Proteases are enzymes that cleave and hydrolyse the peptide bonds between two specific amino acid residues of target substrate proteins. Protease-controlled proteolysis plays a key role in the degradation and recycling of proteins, which is essential for various physiological processes. Thus, solving the substrate identification problem will have important implications for the precise understanding of functions and physiological roles of proteases, as well as for therapeutic target identification and pharmaceutical applicability. Consequently, there is a great demand for bioinformatics methods that can predict novel substrate cleavage events with high accuracy by utilizing both sequence and structural information. In this study, we present Procleave, a novel bioinformatics approach for predicting protease-specific substrates and specific cleavage sites by taking into account both their sequence and 3D structural information. Structural features of known cleavage sites were represented by discrete values using a LOWESS data-smoothing optimization method, which turned out to be critical for the performance of Procleave. The optimal approximations of all structural parameter values were encoded in a conditional random field (CRF) computational framework, alongside sequence and chemical group-based features. Here, we demonstrate the outstanding performance of Procleave through extensive benchmarking and independent tests. Procleave is capable of correctly identifying most cleavage sites in the case study. Importantly, when applied to the human structural proteome encompassing 17,628 protein structures, Procleave suggests a number of potential novel target substrates and their corresponding cleavage sites of different proteases. Procleave is implemented as a webserver and is freely accessible at

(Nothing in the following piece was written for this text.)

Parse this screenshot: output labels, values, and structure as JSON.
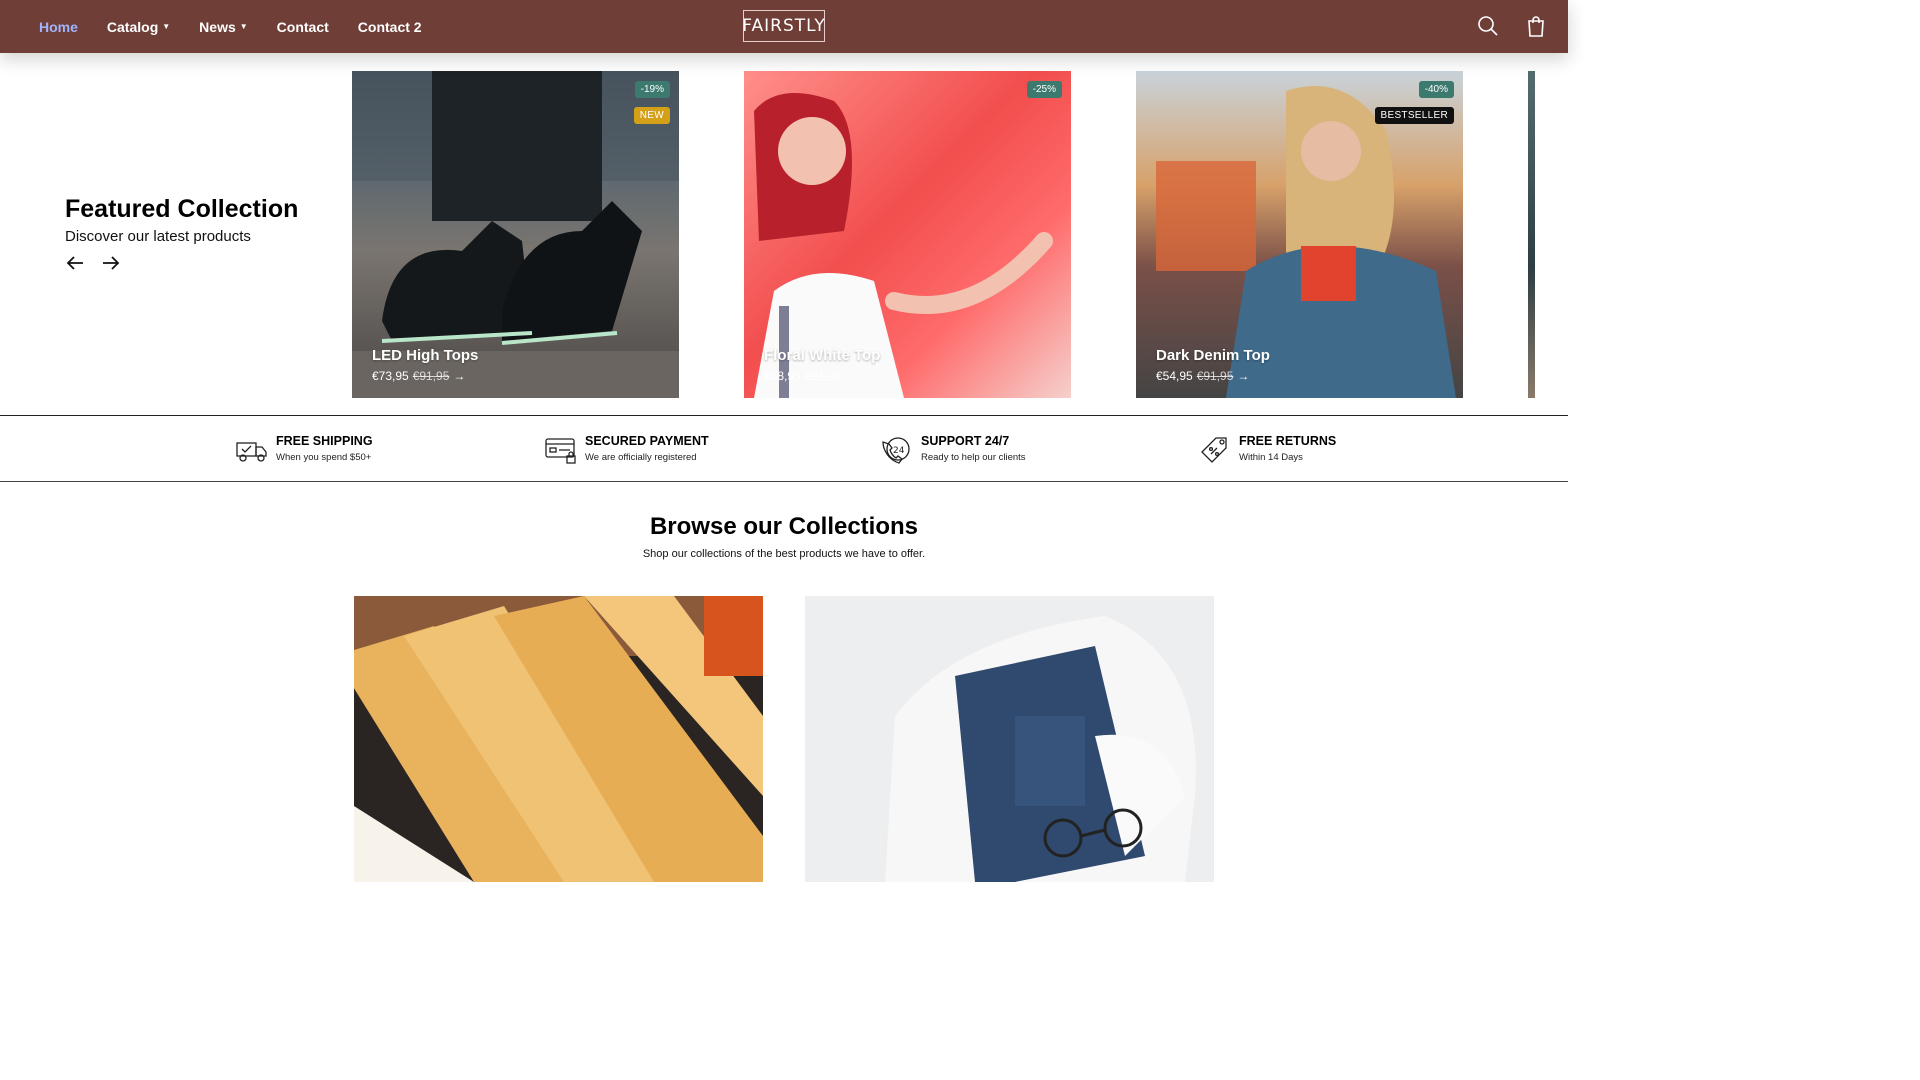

Li Fuyi, Leier Andre, Liu Quanzhong, Wang Yanan, Xiang Dongxu, Akutsu Tatsuya, Webb Geoffrey I, Ian Smith A, Marquez-Lago Tatiana, Li Jian, Song Jiangning


Cleavage site prediction, Conditional random field, Machine learning, Protease, Structural determinants

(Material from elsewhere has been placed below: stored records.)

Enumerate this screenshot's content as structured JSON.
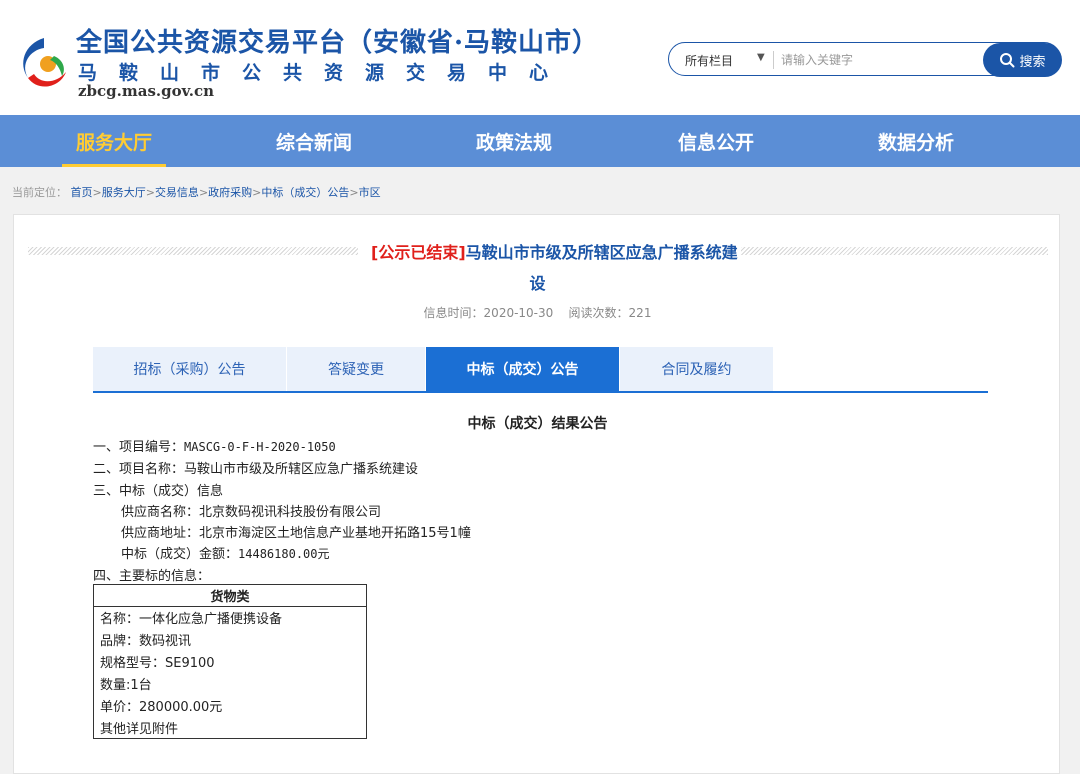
{
  "header": {
    "title": "全国公共资源交易平台（安徽省·马鞍山市）",
    "subtitle": "马鞍山市公共资源交易中心",
    "url": "zbcg.mas.gov.cn",
    "logo_icon": "ma-anshan-logo-icon"
  },
  "search": {
    "category": "所有栏目",
    "placeholder": "请输入关键字",
    "button_label": "搜索"
  },
  "nav": {
    "items": [
      {
        "label": "服务大厅",
        "active": true
      },
      {
        "label": "综合新闻"
      },
      {
        "label": "政策法规"
      },
      {
        "label": "信息公开"
      },
      {
        "label": "数据分析"
      }
    ]
  },
  "breadcrumb": {
    "prefix": "当前定位：",
    "items": [
      "首页",
      "服务大厅",
      "交易信息",
      "政府采购",
      "中标（成交）公告",
      "市区"
    ],
    "separator": ">"
  },
  "article": {
    "status_tag": "[公示已结束]",
    "title_main": "马鞍山市市级及所辖区应急广播系统建",
    "title_cont": "设",
    "meta": "信息时间：2020-10-30    阅读次数：221"
  },
  "tabs": [
    {
      "label": "招标（采购）公告"
    },
    {
      "label": "答疑变更"
    },
    {
      "label": "中标（成交）公告",
      "active": true
    },
    {
      "label": "合同及履约"
    }
  ],
  "doc": {
    "heading": "中标（成交）结果公告",
    "item1_label": "一、项目编号：",
    "item1_value": "MASCG-0-F-H-2020-1050",
    "item2_label": "二、项目名称：",
    "item2_value": "马鞍山市市级及所辖区应急广播系统建设",
    "item3_label": "三、中标（成交）信息",
    "supplier_name_label": "供应商名称：",
    "supplier_name": "北京数码视讯科技股份有限公司",
    "supplier_addr_label": "供应商地址：",
    "supplier_addr": "北京市海淀区土地信息产业基地开拓路15号1幢",
    "amount_label": "中标（成交）金额：",
    "amount": "14486180.00元",
    "item4_label": "四、主要标的信息：",
    "goods": {
      "header": "货物类",
      "rows": [
        "名称：一体化应急广播便携设备",
        "品牌：数码视讯",
        "规格型号：SE9100",
        "数量:1台",
        "单价：280000.00元",
        "其他详见附件"
      ]
    }
  },
  "colors": {
    "brand": "#1b55a7",
    "nav_bg": "#5b8ed6",
    "nav_active": "#ffcc33",
    "tab_active": "#1b6fd4",
    "tag_red": "#e0201b"
  }
}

Surgery Surgery

Automated Laparoscopic Colorectal Surgery Workflow Recognition using Artificial Intelligence: Experimental Research.

In International journal of surgery (London, England)

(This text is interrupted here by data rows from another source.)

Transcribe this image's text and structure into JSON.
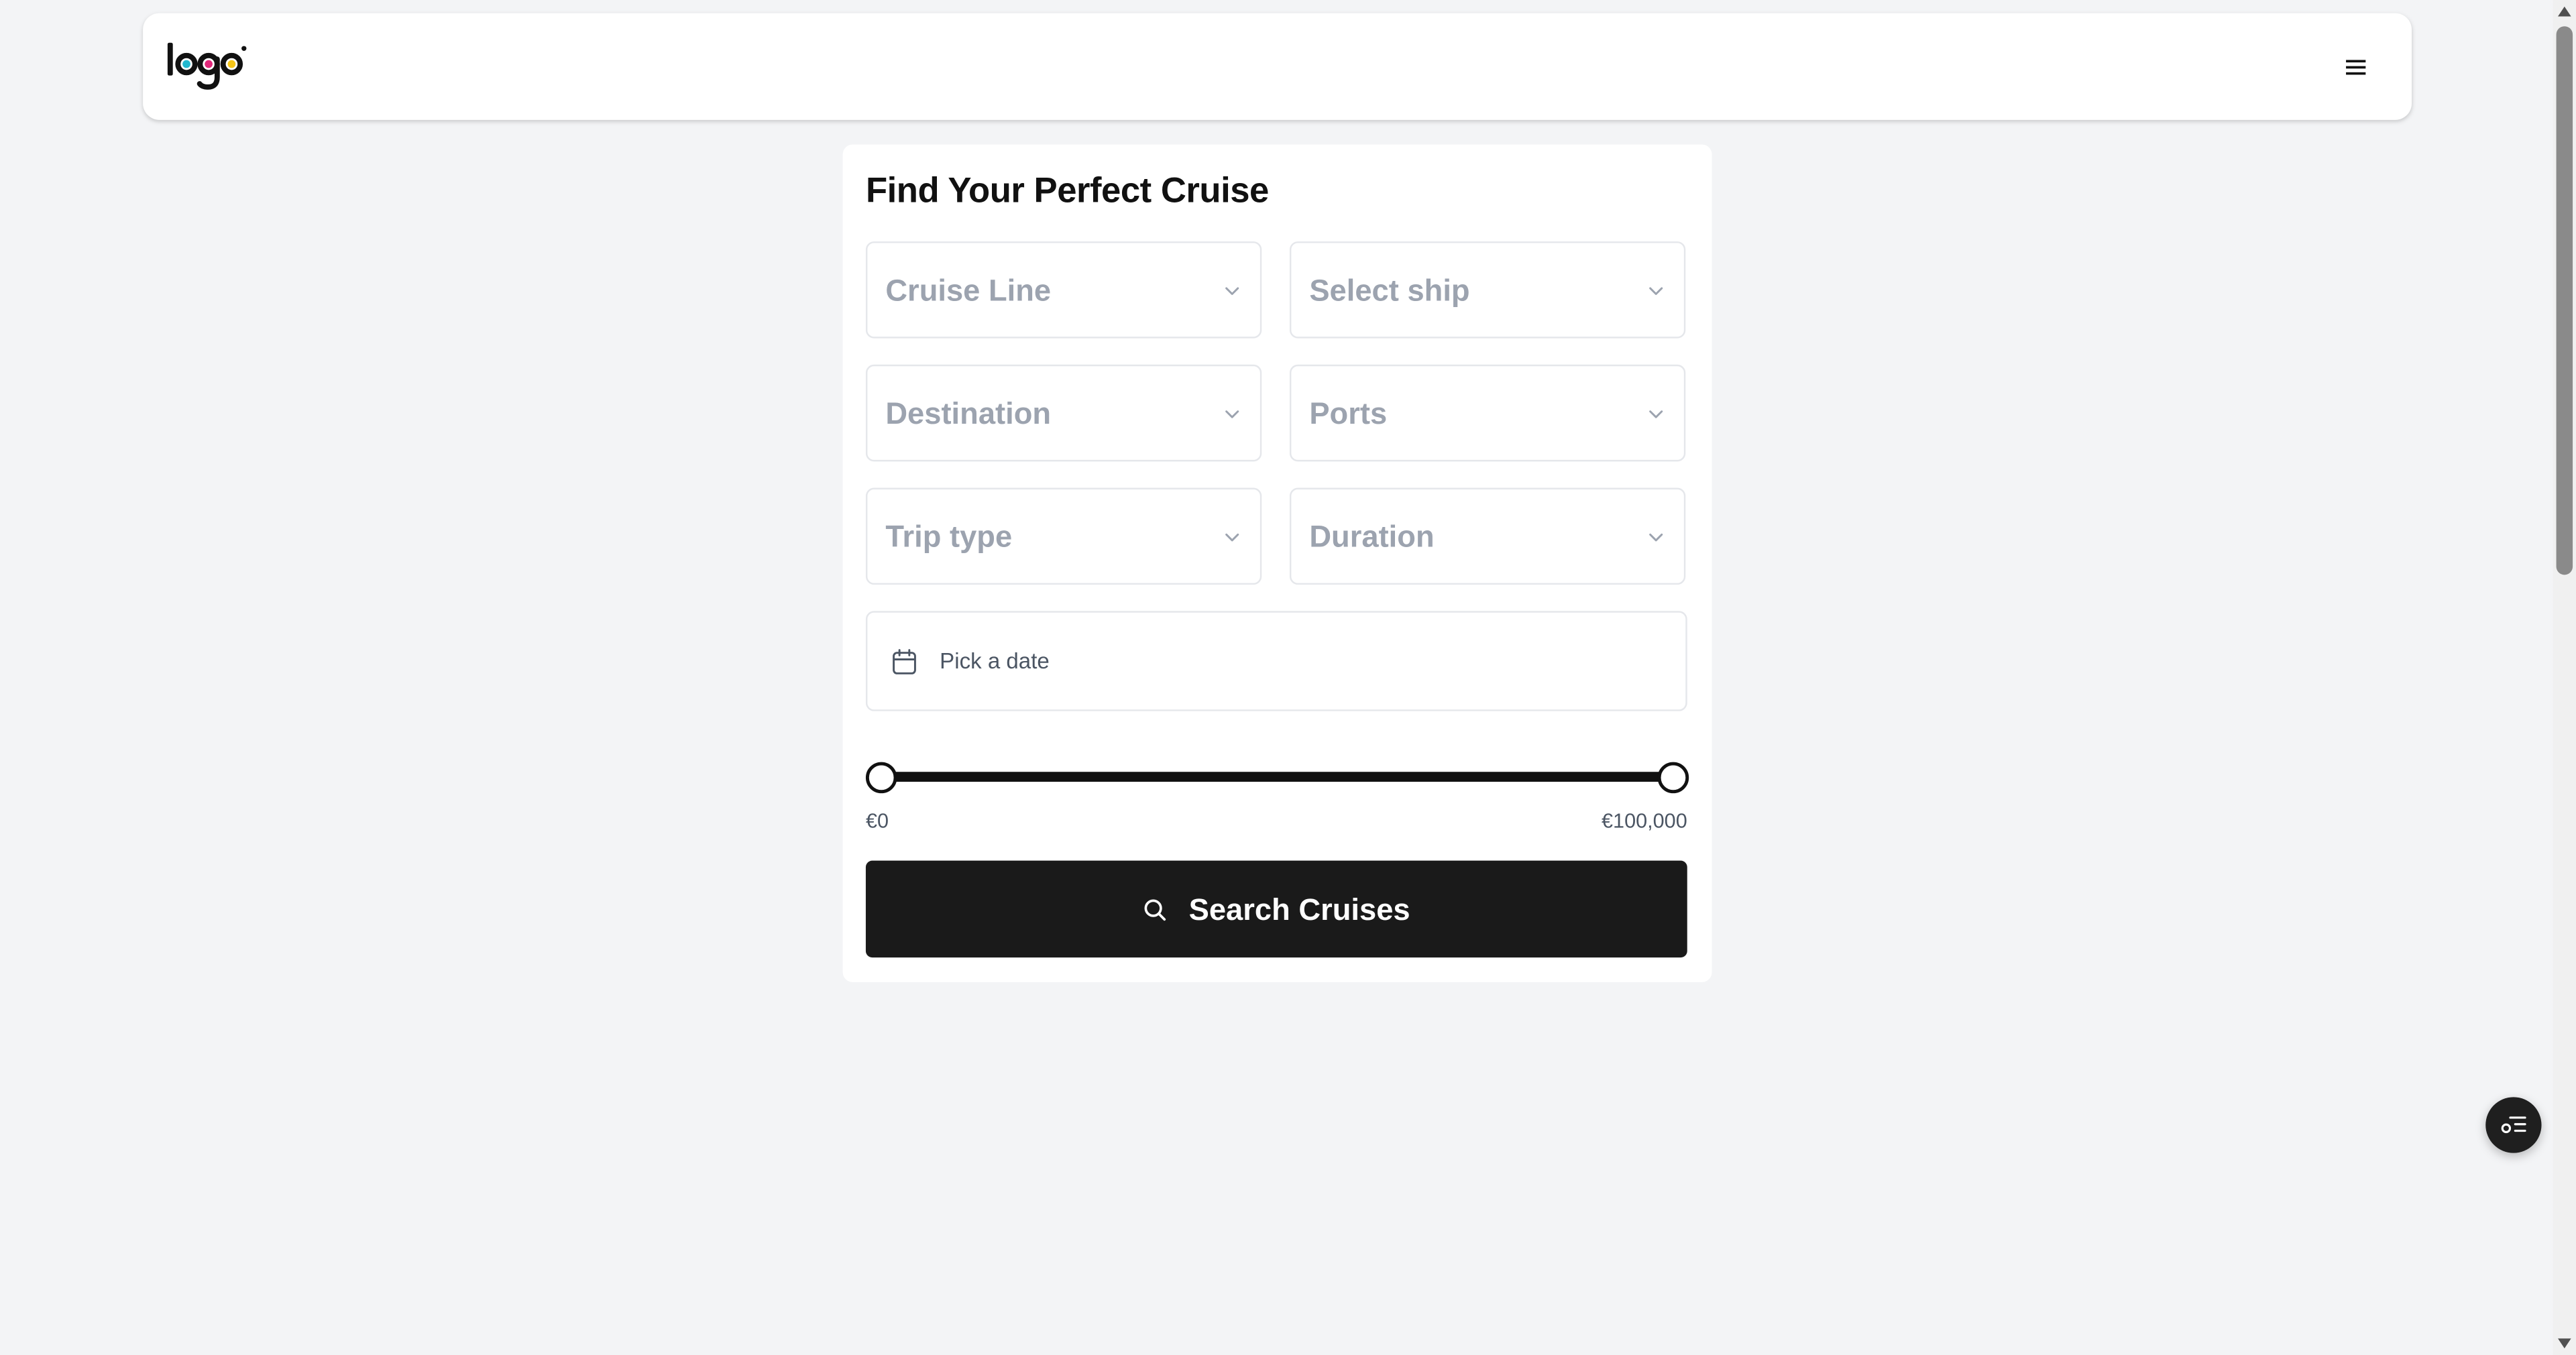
{
  "header": {
    "menu_icon": "hamburger-menu-icon"
  },
  "search_form": {
    "title": "Find Your Perfect Cruise",
    "cruise_line_placeholder": "Cruise Line",
    "ship_placeholder": "Select ship",
    "destination_placeholder": "Destination",
    "ports_placeholder": "Ports",
    "trip_type_placeholder": "Trip type",
    "duration_placeholder": "Duration",
    "date_placeholder": "Pick a date",
    "price_min_label": "€0",
    "price_max_label": "€100,000",
    "price_range": {
      "min": 0,
      "max": 100000,
      "selected_min": 0,
      "selected_max": 100000
    },
    "search_button_label": "Search Cruises"
  },
  "colors": {
    "logo_cyan": "#22b8cf",
    "logo_magenta": "#e0287a",
    "logo_yellow": "#f5c518",
    "button_dark": "#1a1a1a",
    "placeholder_gray": "#9ca3af"
  },
  "icons": {
    "dropdown": "chevron-down-icon",
    "date": "calendar-icon",
    "search": "search-icon",
    "fab": "list-settings-icon"
  }
}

BACKGROUND : Identifying laparoscopic surgical videos using artificial intelligence (AI) facilitates the automation of several currently time-consuming manual processes, including video analysis, indexing, and video-based skill assessment. This study aimed to construct a large annotated dataset comprising laparoscopic colorectal surgery (LCRS) videos from multiple institutions and evaluate the accuracy of automatic recognition for surgical phase, action, and tool by combining this dataset with AI.

MATERIALS AND METHODS : A total of 300 intraoperative videos were collected from 19 high-volume centers. A series of surgical workflows were classified into 9 phases and 3 actions, and the area of 5 tools were assigned by painting. More than 82 million frames were annotated for a phase and action classification task, and 4,000 frames were annotated for a tool segmentation task. Of these frames, 80% were used for the training dataset and 20% for the test dataset. A convolutional neural network (CNN) was used to analyze the videos. Intersection over union (IoU) was used as the evaluation metric for tool recognition.

RESULTS : The overall accuracies for the automatic surgical phase and action classification task were 81.0% and 83.2%, respectively. The mean IoU for the automatic tool segmentation task for 5 tools was 51.2%.

CONCLUSIONS : A large annotated dataset of LCRS videos was constructed, and the phase, action, and tool were recognized with high accuracy using AI. Our dataset has potential uses in medical applications such as automatic video indexing and surgical skill assessments. Open research will assist in improving CNN models by making our dataset available in the field of computer vision.

Kitaguchi Daichi, Takeshita Nobuyoshi, Matsuzaki Hiroki, Oda Tatsuya, Watanabe Masahiko, Mori Kensaku, Kobayashi Etsuko, Ito Masaaki


artificial intelligence, automatic video indexing, convolutional neural network, laparoscopic colorectal surgery, surgical skill assessment, surgical workflow recognition